Over several months of watching Creamers win new faces over with their shows, I decided that this was a band that deserved to be preserved. Good friends and fellow witnesses Orville Neeley (Bad Sports), and Chris Engberg (Play Pinball Records) felt the same way. So, we all pooled our resources and decided to put out something we feel is truly special in every way. The very blood of our label though would be based around the phrase, “quality control.” If it sounded like shit or looked like shit, we’d send it back to the drawing board. We truly want to produce records that we would all want to buy ourselves.
So, Orville recorded the band and produced a recording that truly capture’s the bands energy. Seth Gibbs did a brilliant job of smoothing everything out with his mastering. Kyle, the band’s frontman, did a beautiful job creating the actual face of the record – a detail which I feel is often overlooked by bands. Lucky Lacquers did their thing with a beautiful cut. Stan at A&R, a wonderful Dallas-based vinyl plant, showed dedication and care you will not get at any other plant while seeing our job through. Michael Dickinson of Chicken Ranch and Ben Tipton of Burger City helped out with kick starting this thing. Certainly not least of all, we owe a lot to Gerard Cosloy of Matador and Matt Clarke of Tic Tac Totally, who provided invaluable guidance to help ensure that our first release wouldn’t fizzle out in our faces. Ultimately, it’s been a great community effort that’s sort of rejuvenated my interest in music, which had been on the wane for a while. We’re all super proud of it.
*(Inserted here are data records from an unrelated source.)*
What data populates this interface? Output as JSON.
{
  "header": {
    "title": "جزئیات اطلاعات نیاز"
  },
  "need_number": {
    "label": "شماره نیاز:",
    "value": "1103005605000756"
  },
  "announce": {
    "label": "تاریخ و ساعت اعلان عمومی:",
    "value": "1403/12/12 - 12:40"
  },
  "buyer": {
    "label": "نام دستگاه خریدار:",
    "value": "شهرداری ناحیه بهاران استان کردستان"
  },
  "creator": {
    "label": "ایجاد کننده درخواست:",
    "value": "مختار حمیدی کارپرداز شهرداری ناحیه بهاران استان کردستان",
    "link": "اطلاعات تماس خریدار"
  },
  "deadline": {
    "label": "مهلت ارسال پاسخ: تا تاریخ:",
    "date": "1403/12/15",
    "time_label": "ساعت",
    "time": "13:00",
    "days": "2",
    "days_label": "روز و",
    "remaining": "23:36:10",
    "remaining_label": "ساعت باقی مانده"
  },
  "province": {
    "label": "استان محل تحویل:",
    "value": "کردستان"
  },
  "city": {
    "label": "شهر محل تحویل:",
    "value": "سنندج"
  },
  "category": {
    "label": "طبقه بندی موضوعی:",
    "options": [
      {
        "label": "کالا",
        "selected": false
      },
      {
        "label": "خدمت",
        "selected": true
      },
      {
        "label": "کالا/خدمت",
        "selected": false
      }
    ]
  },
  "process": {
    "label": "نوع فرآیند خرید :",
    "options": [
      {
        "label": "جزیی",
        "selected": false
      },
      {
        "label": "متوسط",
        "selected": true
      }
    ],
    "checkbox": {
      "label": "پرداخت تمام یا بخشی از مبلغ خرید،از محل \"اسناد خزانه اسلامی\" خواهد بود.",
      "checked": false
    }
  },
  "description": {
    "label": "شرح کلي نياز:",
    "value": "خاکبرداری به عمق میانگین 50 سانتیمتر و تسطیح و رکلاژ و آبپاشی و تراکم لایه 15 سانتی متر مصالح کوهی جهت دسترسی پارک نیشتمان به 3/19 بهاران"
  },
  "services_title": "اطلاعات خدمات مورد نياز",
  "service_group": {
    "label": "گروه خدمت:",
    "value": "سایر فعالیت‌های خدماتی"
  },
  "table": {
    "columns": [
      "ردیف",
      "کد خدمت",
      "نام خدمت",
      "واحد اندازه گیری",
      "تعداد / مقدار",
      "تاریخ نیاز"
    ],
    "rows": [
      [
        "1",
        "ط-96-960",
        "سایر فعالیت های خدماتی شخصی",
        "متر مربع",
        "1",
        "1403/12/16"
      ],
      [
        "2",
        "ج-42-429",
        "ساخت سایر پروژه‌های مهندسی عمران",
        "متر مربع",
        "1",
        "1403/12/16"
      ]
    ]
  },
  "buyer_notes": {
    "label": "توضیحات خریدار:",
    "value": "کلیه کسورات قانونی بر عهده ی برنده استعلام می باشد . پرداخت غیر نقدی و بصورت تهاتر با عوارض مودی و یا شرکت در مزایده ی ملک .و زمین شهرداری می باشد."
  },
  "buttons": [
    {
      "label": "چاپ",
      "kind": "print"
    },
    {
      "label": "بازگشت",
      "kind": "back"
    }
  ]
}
The Creamers’ “Modern Day” 7” should be hitting distros and stores this May, and we have a slew of other releases in the pipeline, including releases from Useless Eaters, OBN IIIs, and The Terrible Twos.